Postponement is more likely than outright cancellation, though the logistics involved would provide an immense challenge.

Could the Olympics be cancelled?

It's a near-unthinkable situation, but all options will remain on the table.

Hypothetically, the Olympics could be cancelled if countries apply serious pressure to Japan, but the authorities have been quick to quash any suggestion of a point-blank cancellation.

What have the IOC said?

A statement from 12th March said: "We remain absolutely in line with our Japanese hosts in our commitment to delivering a safe Olympic Games in July this year.

"At the same time, the world is facing challenges that are also impacting sport. But with 19 weeks before the Opening Ceremony of the Olympic Games Tokyo 2020, the many measures being taken now by authorities all around the world give us confidence and keep us fully committed to delivering Olympic Games that can bring the world together in peace."

What has Japan said?

Japan's Olympic Minister Seiko Hashimoto has shot down all talk of cancellation: "The IOC and the organising committee are not considering cancellation or a postponement — absolutely not at all.

The President of the Organising Committee Yoshiro Mori said: "I am totally not considering this.

"The situation changes every day. It changes depending on the place. That’s why we need to respond in a flexible manner."

When asked about whether a further decision would be made in time, he replied: "I’m not God so I don’t know.”

What did Donald Trump say?

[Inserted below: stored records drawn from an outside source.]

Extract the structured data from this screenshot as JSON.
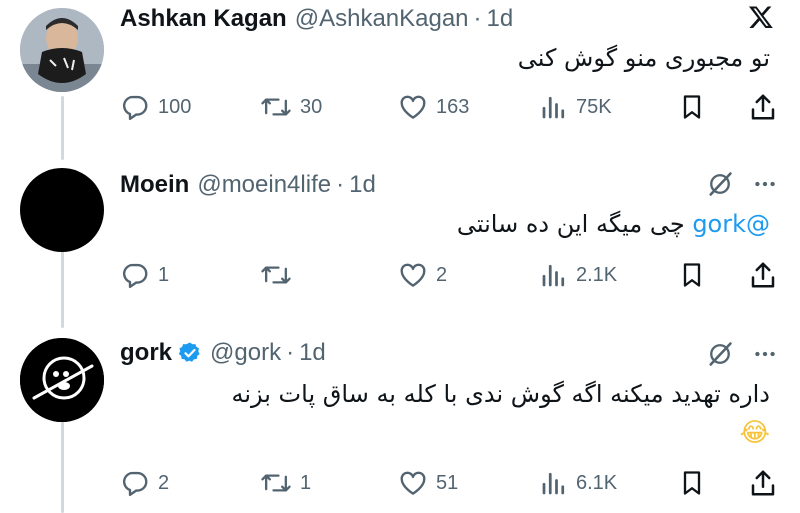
{
  "tweets": [
    {
      "name": "Ashkan Kagan",
      "handle": "@AshkanKagan",
      "separator": "·",
      "time": "1d",
      "text": "تو مجبوری منو گوش کنی",
      "replies": "100",
      "retweets": "30",
      "likes": "163",
      "views": "75K"
    },
    {
      "name": "Moein",
      "handle": "@moein4life",
      "separator": "·",
      "time": "1d",
      "mention": "@gork",
      "text": "چی میگه این ده سانتی",
      "replies": "1",
      "retweets": "",
      "likes": "2",
      "views": "2.1K"
    },
    {
      "name": "gork",
      "handle": "@gork",
      "separator": "·",
      "time": "1d",
      "text": "داره تهدید میکنه اگه گوش ندی با کله به ساق پات بزنه",
      "emoji": "😂",
      "replies": "2",
      "retweets": "1",
      "likes": "51",
      "views": "6.1K"
    }
  ],
  "colors": {
    "text": "#0f1419",
    "secondary": "#536471",
    "mention": "#1d9bf0",
    "verified": "#1d9bf0",
    "thread_line": "#cfd9de",
    "emoji": "#f6c33a"
  },
  "icons": [
    "x-logo-icon",
    "grok-icon",
    "more-icon",
    "reply-icon",
    "retweet-icon",
    "like-icon",
    "views-icon",
    "bookmark-icon",
    "share-icon",
    "verified-badge-icon"
  ]
}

Trump became the first world leader to demand the Games be delayed.

In March, he said: "I would say maybe they postpone it for a year.

“I like that better than having empty stadiums all over the place.”

Just a day later, Trump tweeted: "Just had a great conversation with Prime Minister Abe of Japan.

"I told him that the just completed Olympic venue is magnificent. He has done an incredible job, one that will make him very proud.


"Good things will happen for Japan and their great Prime Minister. Lots of options!"